CamLab, Emodes of Research, Leslie Dick (Dan Graham), December 13, 2009 through January 10, 2010
This past winter, CamLab had an exhibition at the Leslie Dick (Dan Graham) art space in Silverlake. Titled Emodes of Research, the show seemed to be a space for the artists to let loose and pursue disparate avenues of inquiry that did not necessarily conform to one another or congeal into a coherent whole.
One theme brought up in the show’s press release was that of “psycho-ness”—“as a conceptual strategy, as liberation, as decoy, revolution, institutional critique, social downer, form of artistic expression, threat, and/or relational device for various pasts, presents, and futures.” To engage this theme through social sculpture, CamLab set up a podium made entirely of their own clothing, and placed on it a binder of clippings, which guests at the opening reception took turns reading from. The clippings included critical writings on art, email exchanges between Wyman and Mayer, a Yoko Ono interview in which she was questioned about her role in the breakup of the Beatles, Courtney Love’s infamous rant to fans following the suicide of Kurt Cobain, and writings by Johanna Went, among other evocations of “psycho-ness.”
On the large wall adjacent to the podium, CamLab’s signature duotone motif was evoked through a checkerboard wallpaper pattern composed of two different Xeroxed “To Do” lists, repeated over and over. The lists contained such freeform reminders as “Buy him a little treat, he’s always enchanted and confused by gifts” and “Text me and I can call you” and “Fuck the ocean!!!” Mounted on the far right wall was a large photograph of the two artists, looking straight into the camera, one of them winking, with the limbs of a stuffed monkey linked around both of their necks, conjoining them. This image seemed to tie the strands of the room together somewhat; it encapsulated the “psycho” theme while also grounding it in the familiar presence of the two collaborating artists and their standing invitation to others to participate in their world.
I’m not sure where the facets of this exhibition were heading, but their freeform nature was at least appropriate for the fluid and experimental space in which they were housed. (The Dan Graham space, which was also the venue for 1969 and The Sharon Show, previously reviewed here, has been described as a gathering place for a community of artists, where each exhibitor renames it according to the needs of the current show. Hence “Leslie Dick,” the name of one of CamLab’s mentors, for this show.)

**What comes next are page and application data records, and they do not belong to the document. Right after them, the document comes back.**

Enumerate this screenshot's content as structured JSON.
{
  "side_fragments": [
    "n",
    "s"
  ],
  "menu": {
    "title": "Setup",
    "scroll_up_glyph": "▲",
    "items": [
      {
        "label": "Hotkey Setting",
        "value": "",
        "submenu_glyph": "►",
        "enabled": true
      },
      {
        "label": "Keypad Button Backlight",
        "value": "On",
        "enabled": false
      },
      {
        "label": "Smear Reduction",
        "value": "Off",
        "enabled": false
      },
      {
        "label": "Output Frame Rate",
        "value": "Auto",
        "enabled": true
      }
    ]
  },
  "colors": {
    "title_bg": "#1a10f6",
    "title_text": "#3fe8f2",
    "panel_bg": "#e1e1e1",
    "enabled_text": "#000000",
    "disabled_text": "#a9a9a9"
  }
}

Another interesting tangent of Emodes was a “docent” tour of Collection: MOCA’s First Thirty Years—the expansive collection survey now on view at MOCA—which took place a few days into the exhibition. Mayer and Wyman escorted about a dozen colleagues on a personalized didactic tour that focused on the female artists in the show and discussed many of their own seminal influences, such as Bridget Riley and Jo Baer. Held at the same time as Paul Schimmel’s mobbed public tour, the event was a nice political statement at the same time that it offered art historical clarification of CamLab’s roots.
My favorite component of Emodes was the series of short performances that the artists did at the show’s opening reception. The performances, which were driven by custom-made relational prop devices, took place in the front display window of the erstwhile storefront space, which was transformed into a “Night Alcove” using a curtain and a red light. Each performance was announced and accompanied by New Shapes—a custom musical score composed and recorded by their friend Josh Mannis—which I would describe as the charming love child of strip club songs and kiddie carnival tunes. A different prop drove each performance, and each prop generated a unique dynamic.
Donning two pairs of suede booties that were duct-taped together at the tips, the pair inventively danced together, collapsed together, sidestepped each other, and crawled through one another. Six pairs of prescription glasses tied together into a ring invited a group performance in which several people joined CamLab in attempting to peer through the glasses and at each other. A pair of lampshades inspired the most sexually suggestive performance, in which the two artists assumed various stances of mounting, topping, and gazing at one another’s faces and body parts. Two shirts sewn together with gloves attached made for another intimate interaction that seemed to involve a lot of groping and disrobing. Three glass props that looked like pairs of brandy snifters welded together brought on gazing, blowing, listening, and hand-muffling. A final prop—plastic rings taped together into two sets of dual brass knuckles—went unused at the end of the evening, because the girls weren’t quite feeling it.
Some of these performances were more successful than others, but taken as whole, they were another compelling and engaging exercise in relational studies and body sculpture. It was really fun to watch them get into these devices and see what would unfold between them, how many different ways they could get their bodies to intertwine, what shapes would evolve next. The Night Alcove worked great as a stage; the small, enclosed arena seemed to force a more concentrated interaction, and the evocation of Amsterdam’s red light district gave it a showy look that heightened its effect on viewers, making the experience almost, but not quite, lurid.